Many of us are at least vaguely familiar with the grand pyramids built here, and some know that the way these structures were built represents a fairly advanced scientific understanding of the earth and its relationships to the nearby cosmos; Teotihuacán's key structures and roadways align with positions and cardinal directions derived meticulously from the movement of heavenly bodies. Even the pyramids themselves mimic the surrounding geography, as if the people building them were literally trying to recreate the work of nature. 

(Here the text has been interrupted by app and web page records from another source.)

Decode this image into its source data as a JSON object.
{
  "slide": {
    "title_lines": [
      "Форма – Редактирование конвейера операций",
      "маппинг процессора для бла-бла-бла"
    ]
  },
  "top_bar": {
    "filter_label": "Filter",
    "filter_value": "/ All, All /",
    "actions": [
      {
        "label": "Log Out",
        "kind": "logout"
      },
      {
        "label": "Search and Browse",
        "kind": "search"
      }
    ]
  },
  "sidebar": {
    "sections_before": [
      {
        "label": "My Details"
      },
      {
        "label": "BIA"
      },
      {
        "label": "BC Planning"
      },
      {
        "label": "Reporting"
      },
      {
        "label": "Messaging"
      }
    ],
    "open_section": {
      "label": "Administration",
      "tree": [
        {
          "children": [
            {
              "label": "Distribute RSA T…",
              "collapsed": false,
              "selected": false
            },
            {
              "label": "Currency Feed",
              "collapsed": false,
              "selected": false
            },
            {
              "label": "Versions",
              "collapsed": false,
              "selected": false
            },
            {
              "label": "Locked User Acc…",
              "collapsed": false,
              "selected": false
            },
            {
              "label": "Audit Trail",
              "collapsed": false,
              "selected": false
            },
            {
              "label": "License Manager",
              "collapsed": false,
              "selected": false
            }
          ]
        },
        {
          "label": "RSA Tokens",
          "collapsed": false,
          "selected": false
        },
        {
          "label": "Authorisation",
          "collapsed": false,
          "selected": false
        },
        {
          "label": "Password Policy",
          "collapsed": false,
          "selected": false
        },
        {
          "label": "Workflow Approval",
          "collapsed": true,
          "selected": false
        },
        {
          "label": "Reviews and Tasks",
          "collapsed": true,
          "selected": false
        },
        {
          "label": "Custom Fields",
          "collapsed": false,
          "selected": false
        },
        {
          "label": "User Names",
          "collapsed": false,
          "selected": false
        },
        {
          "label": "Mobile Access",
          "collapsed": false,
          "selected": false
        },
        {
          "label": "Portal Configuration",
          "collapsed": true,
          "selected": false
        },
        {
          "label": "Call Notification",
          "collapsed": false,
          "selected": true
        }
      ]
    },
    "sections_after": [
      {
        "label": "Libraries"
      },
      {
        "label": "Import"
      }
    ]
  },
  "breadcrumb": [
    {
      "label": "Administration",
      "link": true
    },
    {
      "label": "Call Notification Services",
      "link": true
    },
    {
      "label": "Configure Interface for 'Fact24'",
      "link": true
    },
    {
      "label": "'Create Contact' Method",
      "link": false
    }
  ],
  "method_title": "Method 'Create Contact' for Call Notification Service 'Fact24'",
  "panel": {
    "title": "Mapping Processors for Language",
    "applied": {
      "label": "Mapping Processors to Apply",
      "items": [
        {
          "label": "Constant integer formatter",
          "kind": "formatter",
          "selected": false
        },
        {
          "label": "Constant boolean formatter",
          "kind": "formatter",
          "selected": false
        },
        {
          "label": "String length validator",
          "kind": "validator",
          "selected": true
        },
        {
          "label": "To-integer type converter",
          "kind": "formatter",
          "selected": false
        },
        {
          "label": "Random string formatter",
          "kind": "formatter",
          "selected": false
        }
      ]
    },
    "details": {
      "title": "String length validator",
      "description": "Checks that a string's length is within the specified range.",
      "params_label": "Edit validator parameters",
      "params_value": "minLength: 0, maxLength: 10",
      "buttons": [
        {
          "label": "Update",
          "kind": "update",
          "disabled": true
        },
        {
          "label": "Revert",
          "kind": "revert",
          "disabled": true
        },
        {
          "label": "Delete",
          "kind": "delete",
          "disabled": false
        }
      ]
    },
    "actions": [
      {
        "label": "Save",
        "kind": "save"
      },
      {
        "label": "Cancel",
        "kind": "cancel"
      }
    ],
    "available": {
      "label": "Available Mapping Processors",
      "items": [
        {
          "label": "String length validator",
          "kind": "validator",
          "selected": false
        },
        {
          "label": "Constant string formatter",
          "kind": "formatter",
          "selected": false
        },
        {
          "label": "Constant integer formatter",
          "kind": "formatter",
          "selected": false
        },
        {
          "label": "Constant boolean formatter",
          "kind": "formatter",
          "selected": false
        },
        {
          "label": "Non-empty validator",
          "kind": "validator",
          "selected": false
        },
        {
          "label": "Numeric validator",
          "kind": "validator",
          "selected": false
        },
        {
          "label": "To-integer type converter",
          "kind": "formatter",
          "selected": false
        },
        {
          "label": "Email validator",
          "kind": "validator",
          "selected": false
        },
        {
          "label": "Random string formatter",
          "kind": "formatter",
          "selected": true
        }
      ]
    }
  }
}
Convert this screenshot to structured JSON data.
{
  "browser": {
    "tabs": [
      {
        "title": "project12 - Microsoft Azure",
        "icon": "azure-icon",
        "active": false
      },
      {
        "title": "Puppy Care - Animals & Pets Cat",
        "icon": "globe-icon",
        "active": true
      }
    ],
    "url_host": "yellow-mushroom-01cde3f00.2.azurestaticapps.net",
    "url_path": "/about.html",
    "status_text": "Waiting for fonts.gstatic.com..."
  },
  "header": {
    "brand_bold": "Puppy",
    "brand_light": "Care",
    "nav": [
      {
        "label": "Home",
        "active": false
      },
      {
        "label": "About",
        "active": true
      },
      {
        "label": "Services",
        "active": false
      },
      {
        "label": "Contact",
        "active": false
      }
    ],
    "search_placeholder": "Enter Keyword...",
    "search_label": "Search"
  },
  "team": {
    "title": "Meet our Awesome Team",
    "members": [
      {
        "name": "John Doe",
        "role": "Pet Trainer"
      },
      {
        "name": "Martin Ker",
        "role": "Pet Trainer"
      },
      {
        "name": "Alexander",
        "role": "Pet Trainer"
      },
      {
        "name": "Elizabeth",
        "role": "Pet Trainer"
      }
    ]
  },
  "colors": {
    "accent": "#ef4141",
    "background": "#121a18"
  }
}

It's probably for this reason that a lot of people have the lingering notion that Teotihuacán was a city built by the Mayans; many people in our part of the world casually regard the Mayans as the perhaps the most advanced civilization of the pre-scientific world. But Teotihuacán wasn't built by the Mayans. Only hundreds of years after the city collapsed did the Mayans come across its ruins, humbled by what they saw as a civilization that seemed so advanced that they must have been near-gods. 🔮🙏 

A Guide to Creative Tensions

Sometimes when talking to people about how I'm building Composure I get a chance to explain it in terms of "tensions" that I think are important. I think of Composure as a kind of mirror of my own life, and like many others I find myself trying to balance "work" energy that I put into mundane, routine things (like one-off freelance marketing gigs) and "creative" energy that I put into exploring worlds that are new to me (fashion design, photography, and all the other pieces of a growing Composure world). 

These two things are always at odds with one another in a way that I usually just describe as one of a few kinds of "tensions" that move Composure forward. When catching up with my friend Océane we were talking about how these tensions pull at each other over the span of weeks and months; we shared our own experiences of feeling low creative energy during times when other pressures are high, and trying to balance that with a drive to make the most of creative energy in times when it's there.

I think my experience is that there's always this somewhat frustrating drive to spend the kind of energy that is least available; Oceane and I talked about how months sometimes go by when we feel like we're not doing enough to build on our creative pursuits even if there's the time to do so, a feeling I think a lot of people relate to. But through the conversation we realized that some of our most cherished creative breakthroughs came at the end of those months, as if the time away allowed for fresh eyes—even if that time felt frustrating in the moment. 

We put together this photoshoot as a way to capture those conflicting tensions; moments of openness, and expression alongside others of patience and introspection. Consider it a guide to developing an appreciation for the tensions that come with pursuing creative work, helping us to find and stay the creative path.  

 
 
 

Model / styling: Océane Hooks-Camilleri